To stay fresh, food needs protection from intruders such as moisture, air, and hungry pests. Thanks to their airtight, twist-on caps, Gatorade bottles are great at keeping their contents safe from outside elements. Their wide mouths also make it easy to get food in and out of the bottles. Wacky Uses suggests storing bird seed or pet food in them. You could even cut off the bottom halves and make DIY resealable grain dispensers.
Gatorade bottles are also great for keeping brown, granulated, and powdered sugars fresh when you're not using them. Though pricey plastic containers are often touted as the best solution, an empty gallon-sized Gatorade bottle can save your sugar and wallet.
Gatorade bottles are especially helpful for those of us who tend to forget what we've put in various containers. With their clear walls, the bottles make it easy to determine exactly what's stored inside when you're grabbing ingredients.
While many empty plastic bottles can become DIY hummingbird feeders, Gatorade bottles are made of sturdier plastic than most and make excellent food receptacles for our fine feathered friends.
Plus, as World of Hummingbirds points out, the larger mouth on Gatorade bottles makes them easier to clean and maintain. Get their instructions on how to make a feeder here.
You can also watch the video below from Shawn Zentner below. One caveat: ignore the video's suggestion of using red food dye for the sugar water solution that the birds will actually eat. It can harm their digestive system.
You could also just make regular bird feeders, too. You know, the seed types.
The next time you head to a banned booze zone such as the beach, use a bottle of Gatorade to hide your adult beverage.
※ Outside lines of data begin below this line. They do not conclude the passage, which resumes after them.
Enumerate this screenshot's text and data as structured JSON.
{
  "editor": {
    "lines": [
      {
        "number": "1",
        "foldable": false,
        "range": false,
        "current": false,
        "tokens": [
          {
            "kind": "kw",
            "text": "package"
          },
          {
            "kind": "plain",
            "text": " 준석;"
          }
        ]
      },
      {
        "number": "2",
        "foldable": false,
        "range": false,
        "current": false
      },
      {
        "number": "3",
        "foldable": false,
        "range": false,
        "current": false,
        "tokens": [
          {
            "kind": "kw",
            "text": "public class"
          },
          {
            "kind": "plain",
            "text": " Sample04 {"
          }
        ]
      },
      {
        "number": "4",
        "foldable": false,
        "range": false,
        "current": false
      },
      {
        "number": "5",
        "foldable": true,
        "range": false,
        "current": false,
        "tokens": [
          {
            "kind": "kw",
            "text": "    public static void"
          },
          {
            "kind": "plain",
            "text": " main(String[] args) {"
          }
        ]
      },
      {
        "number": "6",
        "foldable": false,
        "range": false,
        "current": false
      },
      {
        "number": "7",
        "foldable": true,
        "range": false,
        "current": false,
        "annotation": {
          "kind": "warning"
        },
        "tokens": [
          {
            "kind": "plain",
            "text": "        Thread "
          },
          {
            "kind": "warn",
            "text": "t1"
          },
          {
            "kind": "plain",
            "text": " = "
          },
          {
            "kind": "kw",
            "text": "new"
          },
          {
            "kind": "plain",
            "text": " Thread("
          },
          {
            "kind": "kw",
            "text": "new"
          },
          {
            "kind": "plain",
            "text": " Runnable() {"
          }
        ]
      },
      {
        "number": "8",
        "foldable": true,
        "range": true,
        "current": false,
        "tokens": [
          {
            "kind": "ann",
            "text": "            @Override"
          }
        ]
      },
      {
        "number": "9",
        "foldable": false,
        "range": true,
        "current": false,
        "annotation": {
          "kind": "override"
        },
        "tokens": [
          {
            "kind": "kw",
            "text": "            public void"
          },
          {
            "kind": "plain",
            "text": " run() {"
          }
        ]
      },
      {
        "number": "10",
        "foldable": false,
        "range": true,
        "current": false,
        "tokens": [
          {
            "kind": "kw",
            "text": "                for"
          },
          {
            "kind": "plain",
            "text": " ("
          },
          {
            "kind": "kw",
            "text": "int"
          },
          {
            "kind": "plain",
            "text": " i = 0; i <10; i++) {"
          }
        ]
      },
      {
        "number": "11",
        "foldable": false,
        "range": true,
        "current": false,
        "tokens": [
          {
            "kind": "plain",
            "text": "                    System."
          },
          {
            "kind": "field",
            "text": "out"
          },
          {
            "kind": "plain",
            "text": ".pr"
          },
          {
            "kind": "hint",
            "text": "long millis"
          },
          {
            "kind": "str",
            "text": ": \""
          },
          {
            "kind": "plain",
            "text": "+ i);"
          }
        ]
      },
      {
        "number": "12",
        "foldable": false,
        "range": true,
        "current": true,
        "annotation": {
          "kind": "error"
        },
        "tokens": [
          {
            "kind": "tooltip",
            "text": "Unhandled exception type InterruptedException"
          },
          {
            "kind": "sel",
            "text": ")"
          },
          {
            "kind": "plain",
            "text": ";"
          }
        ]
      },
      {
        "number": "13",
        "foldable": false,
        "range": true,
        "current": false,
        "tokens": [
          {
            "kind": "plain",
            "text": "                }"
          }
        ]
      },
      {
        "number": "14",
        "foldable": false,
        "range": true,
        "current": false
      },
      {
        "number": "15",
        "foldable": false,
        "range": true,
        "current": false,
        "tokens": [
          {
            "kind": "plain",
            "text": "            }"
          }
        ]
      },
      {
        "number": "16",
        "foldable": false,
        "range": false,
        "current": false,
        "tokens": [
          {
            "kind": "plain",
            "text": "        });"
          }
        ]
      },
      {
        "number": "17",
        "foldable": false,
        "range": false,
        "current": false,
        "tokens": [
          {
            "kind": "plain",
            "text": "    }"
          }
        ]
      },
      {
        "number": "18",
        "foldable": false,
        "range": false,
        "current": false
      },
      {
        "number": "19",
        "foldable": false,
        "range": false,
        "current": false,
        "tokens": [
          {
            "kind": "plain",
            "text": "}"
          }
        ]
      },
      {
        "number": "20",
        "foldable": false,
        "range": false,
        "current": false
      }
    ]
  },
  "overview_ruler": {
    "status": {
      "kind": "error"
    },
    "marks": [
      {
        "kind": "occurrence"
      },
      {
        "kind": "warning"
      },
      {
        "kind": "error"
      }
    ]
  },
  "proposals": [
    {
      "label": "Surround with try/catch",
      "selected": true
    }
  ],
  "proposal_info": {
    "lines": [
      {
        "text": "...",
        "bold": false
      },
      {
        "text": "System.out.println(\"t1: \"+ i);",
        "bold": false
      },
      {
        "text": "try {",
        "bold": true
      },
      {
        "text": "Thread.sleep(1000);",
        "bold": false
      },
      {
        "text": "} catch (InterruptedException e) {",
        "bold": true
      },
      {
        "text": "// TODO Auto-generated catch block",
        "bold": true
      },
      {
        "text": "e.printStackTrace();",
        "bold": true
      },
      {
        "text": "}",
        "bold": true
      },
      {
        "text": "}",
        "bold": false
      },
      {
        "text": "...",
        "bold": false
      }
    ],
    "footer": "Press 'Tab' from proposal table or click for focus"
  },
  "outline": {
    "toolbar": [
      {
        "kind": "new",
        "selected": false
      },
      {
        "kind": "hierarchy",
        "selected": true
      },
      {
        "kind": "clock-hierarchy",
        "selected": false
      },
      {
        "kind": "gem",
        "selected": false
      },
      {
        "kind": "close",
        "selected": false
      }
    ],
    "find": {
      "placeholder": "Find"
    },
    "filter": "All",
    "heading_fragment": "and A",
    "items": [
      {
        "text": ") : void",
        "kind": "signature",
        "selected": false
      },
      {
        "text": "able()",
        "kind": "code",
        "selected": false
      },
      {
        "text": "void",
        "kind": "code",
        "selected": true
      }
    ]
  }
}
Mix vodka with any flavor of Gatorade, and you have the perfect to-go drink—and no one will suspect a thing. These "Russian sports drinks," as they're known in Los Angeles, maintain the Gatorade's bright color so it looks as though you're sipping an unaltered drink.
Bonus: mixing your booze with Gatorade could help stave off a hangover. No one likes that morning-after feeling, and Gatorade can do wonders for a pounding head and queasy stomach. Tossing back a few drinks mixed with Gatorade might lessen your chances of feeling awful when you wake up.
Stuck in the woods without a flashlight? If you have an empty Gatorade bottle lying around, you have a ready-made lantern, according to Stephen Bischoff of Shameless Traveler.
Unlock your smartphone's screen, or use a flashlight app if you have one. Place the lit phone beneath the Gatorade bottle. Your surrounding environment should immediately become better lit, thanks to the bottle's light-distributing qualities. The Gatorade bottle will send your phone's light beams out in a wider range, helping to illuminate a decently sized area around itself.
Bonus: you can use a full bottle of Gatorade and create colored lights. Cool, huh?
What's your favorite way to use Gatorade?